Have you seen the new Subway life coach helmet commercial? It’s easy to check out on YouTube and see what you think. Life coaching is not often the focus of a commercial, so it’s worth a look.
What is the Subway Life Coach Helmet Commercial?
The new Subway life coach helmet commercial starts with a couple eating at Subway. The man is wearing a helmet, which he describes as his life coach. With the old theme song from Monty Python in the background, the man is then shown going through the day wearing his helmet. The voice in the helmet barks orders at him to make good choices – get up early, use the stairs, talk to the pretty girl, don’t eat that bad food. It’s the attempt to eat bad food that leads to the point of the commercial: “you don’t need a life coach – Subway makes better choices easy.”
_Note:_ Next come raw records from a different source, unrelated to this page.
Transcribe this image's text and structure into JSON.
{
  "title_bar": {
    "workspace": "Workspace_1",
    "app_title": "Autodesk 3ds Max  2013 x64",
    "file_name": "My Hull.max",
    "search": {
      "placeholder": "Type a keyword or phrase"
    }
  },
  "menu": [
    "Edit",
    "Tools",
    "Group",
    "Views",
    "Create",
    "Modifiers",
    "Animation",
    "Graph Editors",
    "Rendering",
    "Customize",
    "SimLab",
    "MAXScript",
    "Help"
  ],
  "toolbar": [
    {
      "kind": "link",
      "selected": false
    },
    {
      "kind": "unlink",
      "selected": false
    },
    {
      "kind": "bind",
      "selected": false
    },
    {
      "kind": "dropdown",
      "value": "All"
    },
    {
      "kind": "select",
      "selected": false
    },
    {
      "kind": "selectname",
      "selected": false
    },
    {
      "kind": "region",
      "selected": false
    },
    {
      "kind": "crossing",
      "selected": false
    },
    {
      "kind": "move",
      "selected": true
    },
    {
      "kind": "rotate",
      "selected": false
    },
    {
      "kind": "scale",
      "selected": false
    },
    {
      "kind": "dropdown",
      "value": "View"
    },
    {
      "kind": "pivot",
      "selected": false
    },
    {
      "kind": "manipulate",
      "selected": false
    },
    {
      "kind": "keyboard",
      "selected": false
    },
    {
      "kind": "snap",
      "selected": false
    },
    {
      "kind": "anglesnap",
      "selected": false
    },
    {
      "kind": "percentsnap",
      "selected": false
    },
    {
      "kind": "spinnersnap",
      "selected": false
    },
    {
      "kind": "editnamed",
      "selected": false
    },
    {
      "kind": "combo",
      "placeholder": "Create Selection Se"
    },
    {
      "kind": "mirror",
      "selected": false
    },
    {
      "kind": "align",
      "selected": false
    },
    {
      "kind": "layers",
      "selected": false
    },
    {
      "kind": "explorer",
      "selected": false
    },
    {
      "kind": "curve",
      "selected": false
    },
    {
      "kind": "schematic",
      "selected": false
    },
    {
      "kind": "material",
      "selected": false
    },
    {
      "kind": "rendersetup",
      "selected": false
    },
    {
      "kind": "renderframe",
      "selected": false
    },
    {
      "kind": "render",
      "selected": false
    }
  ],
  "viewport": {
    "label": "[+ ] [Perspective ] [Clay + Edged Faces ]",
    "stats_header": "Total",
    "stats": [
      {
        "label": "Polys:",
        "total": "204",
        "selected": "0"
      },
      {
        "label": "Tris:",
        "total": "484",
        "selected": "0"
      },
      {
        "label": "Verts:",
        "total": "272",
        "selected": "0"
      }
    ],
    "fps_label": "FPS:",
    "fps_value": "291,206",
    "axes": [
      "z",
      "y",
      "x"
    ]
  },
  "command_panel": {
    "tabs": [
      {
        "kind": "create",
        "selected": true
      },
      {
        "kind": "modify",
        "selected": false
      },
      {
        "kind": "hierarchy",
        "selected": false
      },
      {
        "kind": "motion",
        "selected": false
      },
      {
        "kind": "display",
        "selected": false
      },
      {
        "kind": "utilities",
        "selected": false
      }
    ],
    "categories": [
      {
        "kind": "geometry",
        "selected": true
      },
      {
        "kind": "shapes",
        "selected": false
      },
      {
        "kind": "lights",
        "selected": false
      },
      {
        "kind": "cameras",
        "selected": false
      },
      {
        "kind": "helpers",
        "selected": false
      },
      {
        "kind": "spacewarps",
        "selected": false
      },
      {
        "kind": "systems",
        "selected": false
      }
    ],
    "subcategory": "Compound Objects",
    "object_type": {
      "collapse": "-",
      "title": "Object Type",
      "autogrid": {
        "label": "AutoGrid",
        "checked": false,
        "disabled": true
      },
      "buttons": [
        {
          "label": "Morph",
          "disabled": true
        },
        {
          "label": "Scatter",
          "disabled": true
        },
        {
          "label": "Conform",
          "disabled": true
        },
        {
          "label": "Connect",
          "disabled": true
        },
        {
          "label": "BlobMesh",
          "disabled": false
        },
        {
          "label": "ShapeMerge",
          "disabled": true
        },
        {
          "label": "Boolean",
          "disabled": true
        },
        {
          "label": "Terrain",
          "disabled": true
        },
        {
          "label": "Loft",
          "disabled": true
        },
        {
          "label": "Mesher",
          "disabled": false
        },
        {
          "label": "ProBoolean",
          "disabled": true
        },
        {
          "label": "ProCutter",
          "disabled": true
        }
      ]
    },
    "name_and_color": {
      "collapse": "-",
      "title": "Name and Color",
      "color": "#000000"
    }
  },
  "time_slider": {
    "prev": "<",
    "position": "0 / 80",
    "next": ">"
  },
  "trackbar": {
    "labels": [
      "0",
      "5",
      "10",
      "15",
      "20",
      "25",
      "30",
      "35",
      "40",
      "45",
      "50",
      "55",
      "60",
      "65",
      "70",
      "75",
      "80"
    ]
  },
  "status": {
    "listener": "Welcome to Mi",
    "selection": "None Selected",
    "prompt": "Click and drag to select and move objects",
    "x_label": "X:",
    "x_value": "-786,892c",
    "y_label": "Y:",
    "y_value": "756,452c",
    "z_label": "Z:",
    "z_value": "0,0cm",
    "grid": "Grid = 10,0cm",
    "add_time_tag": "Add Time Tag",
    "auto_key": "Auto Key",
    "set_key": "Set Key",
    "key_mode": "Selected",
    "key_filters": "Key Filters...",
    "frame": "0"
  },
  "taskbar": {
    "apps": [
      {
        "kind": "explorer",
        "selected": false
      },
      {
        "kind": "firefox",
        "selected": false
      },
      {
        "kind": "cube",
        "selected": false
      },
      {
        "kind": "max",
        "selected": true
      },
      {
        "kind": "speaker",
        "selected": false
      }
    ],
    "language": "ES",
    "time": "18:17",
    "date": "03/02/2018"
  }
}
Will the Subway Commercial Have an Effect on the Coaching Industry?
Though the commercial basically states that you don’t need a life coach to make the right lifestyle choices, and the life coach in the commercial (a voice inside a helmet) is a parody of what a real life coach does, this new Subway TV spot may not be bad news at all for the coaching industry.
There is no such thing as bad publicity, the old adage goes. Is this true? Did BP enjoy all the publicity after their catastrophic oil spill in the Gulf? Did Toyota, once known for extraordinary quality, enjoy all the bad publicity their stuck accelerators brought? But, this new Subway life coach helmet commercial is not anything close to that type of bad publicity – those involves deaths and environmental disaster – this is just a obnoxious life coach! A million Subway life coach helmet commercials wouldn’t do that kind of damage!
In this commercial, coaching comes across as a bit obnoxious and perhaps a bit silly. No big deal. Those who have had life coaching may laugh, but they will still rely on their own experiences, and not this commercial, when forming opinions about the industry. No harm, no foul for those who have used a life coach.
For people who have not had experience with life coaching, or who have never heard of it (what planet have they been living on?), this commercial could certainly validate the claim that there is no such thing as bad publicity.
Alan Sorensen, an economics professor at Stanford University’s Graduate School of Business published a study in Marketing Science on book reviews in the New York Times. The study found that good reviews for well-known authors boosted sales by over 40 percent, while a negative review caused sales to drop by 15 percent. However, for unknown authors, it didn’t matter if the reviews were positive or negative, just the fact that the book was reviewed pushed sales up by 33 percent.
Let’s Cheer Subway For Using a Life Coach in a Commercial
It seems likely that people who have used life coaches will not be swayed one way or the other by a silly commercial, and it is possible that bad publicity, and this is merely silly publicity, may actually be better than no publicity. The Subway life coach helmet commercial will probably not do any harm to the coaching industry, and life coaches should have a little fun with the ad – they can even use it in their sessions (show the commercial, have a helmet the client can wear, etc) to get a laugh and lighten the mood.
Perhaps coaches should put on an old football helmets and go to Subway for lunch. Maybe the next Subway life coach helmet commercial will feature real life coaches poking a little good-natured fun at themselves while generating some more of that valuable publicity!